## Study material
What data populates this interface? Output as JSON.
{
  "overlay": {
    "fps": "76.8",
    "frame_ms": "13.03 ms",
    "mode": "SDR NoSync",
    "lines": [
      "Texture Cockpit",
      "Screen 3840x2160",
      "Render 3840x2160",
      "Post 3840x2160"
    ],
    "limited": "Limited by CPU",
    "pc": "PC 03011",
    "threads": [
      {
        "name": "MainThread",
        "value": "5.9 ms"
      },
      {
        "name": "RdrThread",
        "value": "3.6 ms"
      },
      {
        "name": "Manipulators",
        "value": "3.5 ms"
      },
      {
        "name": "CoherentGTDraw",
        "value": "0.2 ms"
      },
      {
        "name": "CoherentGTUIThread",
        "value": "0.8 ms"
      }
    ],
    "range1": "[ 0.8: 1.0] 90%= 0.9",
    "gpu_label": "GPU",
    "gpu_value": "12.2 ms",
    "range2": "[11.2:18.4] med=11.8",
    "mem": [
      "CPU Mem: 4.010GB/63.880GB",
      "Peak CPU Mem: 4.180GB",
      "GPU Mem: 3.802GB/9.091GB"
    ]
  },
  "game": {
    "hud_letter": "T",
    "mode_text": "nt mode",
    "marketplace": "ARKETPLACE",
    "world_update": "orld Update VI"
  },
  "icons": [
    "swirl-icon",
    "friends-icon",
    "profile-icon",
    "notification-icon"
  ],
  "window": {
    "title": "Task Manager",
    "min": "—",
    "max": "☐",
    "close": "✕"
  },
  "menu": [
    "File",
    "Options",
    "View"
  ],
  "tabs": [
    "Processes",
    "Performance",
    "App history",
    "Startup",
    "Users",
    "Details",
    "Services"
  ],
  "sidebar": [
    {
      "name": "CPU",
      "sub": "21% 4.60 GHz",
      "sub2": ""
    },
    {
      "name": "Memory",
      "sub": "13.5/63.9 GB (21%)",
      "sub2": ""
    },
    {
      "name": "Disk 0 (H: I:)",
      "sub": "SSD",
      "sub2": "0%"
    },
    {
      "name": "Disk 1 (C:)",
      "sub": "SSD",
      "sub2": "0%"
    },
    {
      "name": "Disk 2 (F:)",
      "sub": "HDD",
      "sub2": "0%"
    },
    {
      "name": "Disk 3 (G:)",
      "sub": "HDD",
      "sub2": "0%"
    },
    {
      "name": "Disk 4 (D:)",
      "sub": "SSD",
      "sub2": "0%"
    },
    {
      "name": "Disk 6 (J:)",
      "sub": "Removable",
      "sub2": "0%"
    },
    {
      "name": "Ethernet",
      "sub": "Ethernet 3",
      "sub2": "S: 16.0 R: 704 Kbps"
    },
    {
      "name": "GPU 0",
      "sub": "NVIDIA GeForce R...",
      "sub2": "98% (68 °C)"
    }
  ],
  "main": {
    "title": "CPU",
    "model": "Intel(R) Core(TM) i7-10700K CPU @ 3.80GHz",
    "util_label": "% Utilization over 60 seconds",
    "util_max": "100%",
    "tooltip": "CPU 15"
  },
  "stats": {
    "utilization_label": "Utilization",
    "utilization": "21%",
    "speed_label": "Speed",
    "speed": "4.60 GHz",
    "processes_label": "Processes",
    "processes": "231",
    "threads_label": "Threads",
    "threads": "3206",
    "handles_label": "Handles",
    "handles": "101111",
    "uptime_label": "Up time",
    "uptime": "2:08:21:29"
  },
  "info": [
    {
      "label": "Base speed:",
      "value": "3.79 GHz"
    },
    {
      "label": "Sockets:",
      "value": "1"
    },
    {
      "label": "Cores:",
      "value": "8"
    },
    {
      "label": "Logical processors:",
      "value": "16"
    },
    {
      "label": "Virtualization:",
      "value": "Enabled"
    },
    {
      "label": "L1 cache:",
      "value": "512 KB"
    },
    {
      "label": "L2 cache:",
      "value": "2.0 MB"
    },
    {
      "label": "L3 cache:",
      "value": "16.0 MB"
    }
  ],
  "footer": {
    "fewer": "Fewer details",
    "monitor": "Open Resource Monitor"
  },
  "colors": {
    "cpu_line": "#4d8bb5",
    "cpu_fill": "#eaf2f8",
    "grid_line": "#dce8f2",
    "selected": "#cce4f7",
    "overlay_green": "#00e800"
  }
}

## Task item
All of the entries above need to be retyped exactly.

## Response to this task
What data populates this interface? Output as JSON.
{
  "overlay": {
    "fps": "76.8",
    "frame_ms": "13.03 ms",
    "mode": "SDR NoSync",
    "lines": [
      "Texture Cockpit",
      "Screen 3840x2160",
      "Render 3840x2160",
      "Post 3840x2160"
    ],
    "limited": "Limited by CPU",
    "pc": "PC 03011",
    "threads": [
      {
        "name": "MainThread",
        "value": "5.9 ms"
      },
      {
        "name": "RdrThread",
        "value": "3.6 ms"
      },
      {
        "name": "Manipulators",
        "value": "3.5 ms"
      },
      {
        "name": "CoherentGTDraw",
        "value": "0.2 ms"
      },
      {
        "name": "CoherentGTUIThread",
        "value": "0.8 ms"
      }
    ],
    "range1": "[ 0.8: 1.0] 90%= 0.9",
    "gpu_label": "GPU",
    "gpu_value": "12.2 ms",
    "range2": "[11.2:18.4] med=11.8",
    "mem": [
      "CPU Mem: 4.010GB/63.880GB",
      "Peak CPU Mem: 4.180GB",
      "GPU Mem: 3.802GB/9.091GB"
    ]
  },
  "game": {
    "hud_letter": "T",
    "mode_text": "nt mode",
    "marketplace": "ARKETPLACE",
    "world_update": "orld Update VI"
  },
  "icons": [
    "swirl-icon",
    "friends-icon",
    "profile-icon",
    "notification-icon"
  ],
  "window": {
    "title": "Task Manager",
    "min": "—",
    "max": "☐",
    "close": "✕"
  },
  "menu": [
    "File",
    "Options",
    "View"
  ],
  "tabs": [
    "Processes",
    "Performance",
    "App history",
    "Startup",
    "Users",
    "Details",
    "Services"
  ],
  "sidebar": [
    {
      "name": "CPU",
      "sub": "21% 4.60 GHz",
      "sub2": ""
    },
    {
      "name": "Memory",
      "sub": "13.5/63.9 GB (21%)",
      "sub2": ""
    },
    {
      "name": "Disk 0 (H: I:)",
      "sub": "SSD",
      "sub2": "0%"
    },
    {
      "name": "Disk 1 (C:)",
      "sub": "SSD",
      "sub2": "0%"
    },
    {
      "name": "Disk 2 (F:)",
      "sub": "HDD",
      "sub2": "0%"
    },
    {
      "name": "Disk 3 (G:)",
      "sub": "HDD",
      "sub2": "0%"
    },
    {
      "name": "Disk 4 (D:)",
      "sub": "SSD",
      "sub2": "0%"
    },
    {
      "name": "Disk 6 (J:)",
      "sub": "Removable",
      "sub2": "0%"
    },
    {
      "name": "Ethernet",
      "sub": "Ethernet 3",
      "sub2": "S: 16.0 R: 704 Kbps"
    },
    {
      "name": "GPU 0",
      "sub": "NVIDIA GeForce R...",
      "sub2": "98% (68 °C)"
    }
  ],
  "main": {
    "title": "CPU",
    "model": "Intel(R) Core(TM) i7-10700K CPU @ 3.80GHz",
    "util_label": "% Utilization over 60 seconds",
    "util_max": "100%",
    "tooltip": "CPU 15"
  },
  "stats": {
    "utilization_label": "Utilization",
    "utilization": "21%",
    "speed_label": "Speed",
    "speed": "4.60 GHz",
    "processes_label": "Processes",
    "processes": "231",
    "threads_label": "Threads",
    "threads": "3206",
    "handles_label": "Handles",
    "handles": "101111",
    "uptime_label": "Up time",
    "uptime": "2:08:21:29"
  },
  "info": [
    {
      "label": "Base speed:",
      "value": "3.79 GHz"
    },
    {
      "label": "Sockets:",
      "value": "1"
    },
    {
      "label": "Cores:",
      "value": "8"
    },
    {
      "label": "Logical processors:",
      "value": "16"
    },
    {
      "label": "Virtualization:",
      "value": "Enabled"
    },
    {
      "label": "L1 cache:",
      "value": "512 KB"
    },
    {
      "label": "L2 cache:",
      "value": "2.0 MB"
    },
    {
      "label": "L3 cache:",
      "value": "16.0 MB"
    }
  ],
  "footer": {
    "fewer": "Fewer details",
    "monitor": "Open Resource Monitor"
  },
  "colors": {
    "cpu_line": "#4d8bb5",
    "cpu_fill": "#eaf2f8",
    "grid_line": "#dce8f2",
    "selected": "#cce4f7",
    "overlay_green": "#00e800"
  }
}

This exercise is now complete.